- April 21, 2021
Symptomatology, (Co)occurrence and Differential Diagnostic PCR Identification of ‘Ca. Phytoplasma solani’ and ‘Ca. Phytoplasma convolvuli’ in Field Bindweed
Jelena Jovic, Salivica Marinkovic, Miljana Jakovljevic, Oliver Krstic, Tatjana Cvrkovic, Milana Mitrovic and Ivo Tosevski|Department of Plant Pests, Institute for Plant Protection and Environment, 11080 Zemin, Servia; CABI, 2800 Delemont, Switzerland|Pathogens|2021|10, 160. https://doi.org/10.3390/ pathogens10020160
Field bindweed (C. arvensis) is considered a cosmopolitan weed, found in open habitats, such as roadsides, railroads and agricultural fields, and. In degraded natural areas. Filed bindweeds are natural hosts and plant reservoirs of ‘Candidatus Phytoplasma solani’ (‘Ca. P. solani’) and ‘Candidatus Phytoplasma convolvuli (‘Ca. P. convolvuli’). It is difficult to distinguish the disease causing agent based on symptoms as they are closing related. The aim of this study was to analyse the co-occurrence of Ca. P. solani and Ca. P. convolvuli pathogens in both symptomatic and asymptomatic field bindweeds and the related symptoms associated with diseases. The symptom variations associated with the two pathogens were documented. A fast and cost-effective novel duplex SYBR Green based qPCR was developed on the Magnetic Induction Cycler (MIC) for simultaneous detection and differentiation of ‘Ca. P. solani’ and ‘Ca. P. concolvuli’. The first primer pair, Tuf-Con-Fq/Rq, was designed to match and amplify a 141-bp long tuf gene fragment of ‘Ca. P. convolvuli’ and the second primer pair, Tuf-Sol-Fq/Rg, were designed to amplify a 106-bp long tuf gene fragment of ‘Ca. P. solani’. The ‘Ca. P. convolvuli’ amplicon has 31% GC content, whereas the ‘Ca. P. solani’ amplicon has 41% GC content, allowing in the ability to differentiate the targets based on melt temperatures (78°C vs 81°C respectively). The novel assay was able to clearly differentiate ‘Ca. P. solani’ and ‘Ca. P. concolvuli’ infections in both symptomatic and asymptomatic field bindweeds.
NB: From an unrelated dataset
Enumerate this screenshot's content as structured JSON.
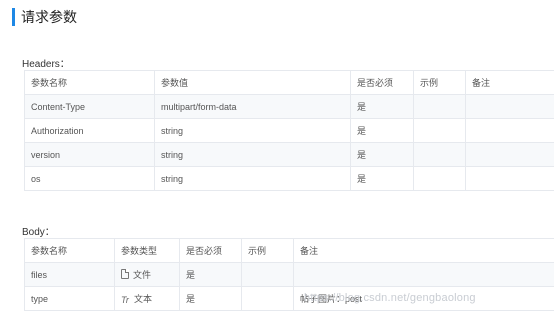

It was documented that symptomatic plants infected/co-infected with ‘Ca. P. convolvuli’ had symptoms of bushy appearance, while plants infected solely with ‘Ca. P. solani’ had symptoms of undersized leaves and marginal reddening of leaves.